*Required work*
Set down every entry once more, exactly as it appears.

[Data items]
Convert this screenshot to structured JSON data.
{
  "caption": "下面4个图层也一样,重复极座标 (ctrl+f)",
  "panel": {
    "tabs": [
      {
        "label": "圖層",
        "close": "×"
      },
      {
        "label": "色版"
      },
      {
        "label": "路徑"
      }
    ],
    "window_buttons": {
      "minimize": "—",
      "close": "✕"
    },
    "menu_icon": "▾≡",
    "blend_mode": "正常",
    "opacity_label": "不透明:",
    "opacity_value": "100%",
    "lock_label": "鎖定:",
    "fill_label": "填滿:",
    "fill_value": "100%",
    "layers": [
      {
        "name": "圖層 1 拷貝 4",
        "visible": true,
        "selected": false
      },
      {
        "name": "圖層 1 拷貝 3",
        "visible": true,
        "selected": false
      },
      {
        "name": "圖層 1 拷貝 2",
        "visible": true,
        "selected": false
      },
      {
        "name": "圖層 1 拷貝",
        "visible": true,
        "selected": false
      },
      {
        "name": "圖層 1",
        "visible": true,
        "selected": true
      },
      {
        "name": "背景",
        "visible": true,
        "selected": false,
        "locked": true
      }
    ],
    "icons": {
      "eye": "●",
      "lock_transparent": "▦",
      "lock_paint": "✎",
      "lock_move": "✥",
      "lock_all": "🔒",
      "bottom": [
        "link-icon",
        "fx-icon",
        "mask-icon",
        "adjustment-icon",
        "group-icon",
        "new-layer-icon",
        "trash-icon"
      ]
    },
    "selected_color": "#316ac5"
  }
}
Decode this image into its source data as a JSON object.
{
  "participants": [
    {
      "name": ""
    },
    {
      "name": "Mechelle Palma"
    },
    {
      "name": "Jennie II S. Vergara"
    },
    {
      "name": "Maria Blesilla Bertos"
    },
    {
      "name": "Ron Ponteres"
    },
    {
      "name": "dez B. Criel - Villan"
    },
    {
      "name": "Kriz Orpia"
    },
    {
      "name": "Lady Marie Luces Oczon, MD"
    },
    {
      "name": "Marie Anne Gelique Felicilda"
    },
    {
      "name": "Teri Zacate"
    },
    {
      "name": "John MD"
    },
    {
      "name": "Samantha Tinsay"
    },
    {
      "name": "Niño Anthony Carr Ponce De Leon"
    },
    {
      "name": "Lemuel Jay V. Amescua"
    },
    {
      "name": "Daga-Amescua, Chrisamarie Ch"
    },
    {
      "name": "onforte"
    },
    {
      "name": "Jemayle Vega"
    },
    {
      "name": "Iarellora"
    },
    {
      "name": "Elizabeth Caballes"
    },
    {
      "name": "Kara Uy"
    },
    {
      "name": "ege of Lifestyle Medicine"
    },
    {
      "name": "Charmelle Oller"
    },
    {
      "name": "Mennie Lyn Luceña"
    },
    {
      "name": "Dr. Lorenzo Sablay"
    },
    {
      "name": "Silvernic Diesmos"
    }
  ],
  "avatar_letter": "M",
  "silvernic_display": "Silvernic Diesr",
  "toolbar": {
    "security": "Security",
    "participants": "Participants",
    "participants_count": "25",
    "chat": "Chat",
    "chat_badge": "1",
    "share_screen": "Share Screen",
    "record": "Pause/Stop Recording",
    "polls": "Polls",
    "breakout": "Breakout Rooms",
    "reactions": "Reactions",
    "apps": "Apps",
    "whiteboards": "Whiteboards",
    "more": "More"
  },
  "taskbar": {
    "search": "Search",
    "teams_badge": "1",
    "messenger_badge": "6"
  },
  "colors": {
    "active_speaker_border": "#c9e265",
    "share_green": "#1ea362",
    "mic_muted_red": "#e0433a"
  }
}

*Answer for the task*
Convert this screenshot to structured JSON data.
{
  "caption": "下面4个图层也一样,重复极座标 (ctrl+f)",
  "panel": {
    "tabs": [
      {
        "label": "圖層",
        "close": "×"
      },
      {
        "label": "色版"
      },
      {
        "label": "路徑"
      }
    ],
    "window_buttons": {
      "minimize": "—",
      "close": "✕"
    },
    "menu_icon": "▾≡",
    "blend_mode": "正常",
    "opacity_label": "不透明:",
    "opacity_value": "100%",
    "lock_label": "鎖定:",
    "fill_label": "填滿:",
    "fill_value": "100%",
    "layers": [
      {
        "name": "圖層 1 拷貝 4",
        "visible": true,
        "selected": false
      },
      {
        "name": "圖層 1 拷貝 3",
        "visible": true,
        "selected": false
      },
      {
        "name": "圖層 1 拷貝 2",
        "visible": true,
        "selected": false
      },
      {
        "name": "圖層 1 拷貝",
        "visible": true,
        "selected": false
      },
      {
        "name": "圖層 1",
        "visible": true,
        "selected": true
      },
      {
        "name": "背景",
        "visible": true,
        "selected": false,
        "locked": true
      }
    ],
    "icons": {
      "eye": "●",
      "lock_transparent": "▦",
      "lock_paint": "✎",
      "lock_move": "✥",
      "lock_all": "🔒",
      "bottom": [
        "link-icon",
        "fx-icon",
        "mask-icon",
        "adjustment-icon",
        "group-icon",
        "new-layer-icon",
        "trash-icon"
      ]
    },
    "selected_color": "#316ac5"
  }
}
Decode this image into its source data as a JSON object.
{
  "participants": [
    {
      "name": ""
    },
    {
      "name": "Mechelle Palma"
    },
    {
      "name": "Jennie II S. Vergara"
    },
    {
      "name": "Maria Blesilla Bertos"
    },
    {
      "name": "Ron Ponteres"
    },
    {
      "name": "dez B. Criel - Villan"
    },
    {
      "name": "Kriz Orpia"
    },
    {
      "name": "Lady Marie Luces Oczon, MD"
    },
    {
      "name": "Marie Anne Gelique Felicilda"
    },
    {
      "name": "Teri Zacate"
    },
    {
      "name": "John MD"
    },
    {
      "name": "Samantha Tinsay"
    },
    {
      "name": "Niño Anthony Carr Ponce De Leon"
    },
    {
      "name": "Lemuel Jay V. Amescua"
    },
    {
      "name": "Daga-Amescua, Chrisamarie Ch"
    },
    {
      "name": "onforte"
    },
    {
      "name": "Jemayle Vega"
    },
    {
      "name": "Iarellora"
    },
    {
      "name": "Elizabeth Caballes"
    },
    {
      "name": "Kara Uy"
    },
    {
      "name": "ege of Lifestyle Medicine"
    },
    {
      "name": "Charmelle Oller"
    },
    {
      "name": "Mennie Lyn Luceña"
    },
    {
      "name": "Dr. Lorenzo Sablay"
    },
    {
      "name": "Silvernic Diesmos"
    }
  ],
  "avatar_letter": "M",
  "silvernic_display": "Silvernic Diesr",
  "toolbar": {
    "security": "Security",
    "participants": "Participants",
    "participants_count": "25",
    "chat": "Chat",
    "chat_badge": "1",
    "share_screen": "Share Screen",
    "record": "Pause/Stop Recording",
    "polls": "Polls",
    "breakout": "Breakout Rooms",
    "reactions": "Reactions",
    "apps": "Apps",
    "whiteboards": "Whiteboards",
    "more": "More"
  },
  "taskbar": {
    "search": "Search",
    "teams_badge": "1",
    "messenger_badge": "6"
  },
  "colors": {
    "active_speaker_border": "#c9e265",
    "share_green": "#1ea362",
    "mic_muted_red": "#e0433a"
  }
}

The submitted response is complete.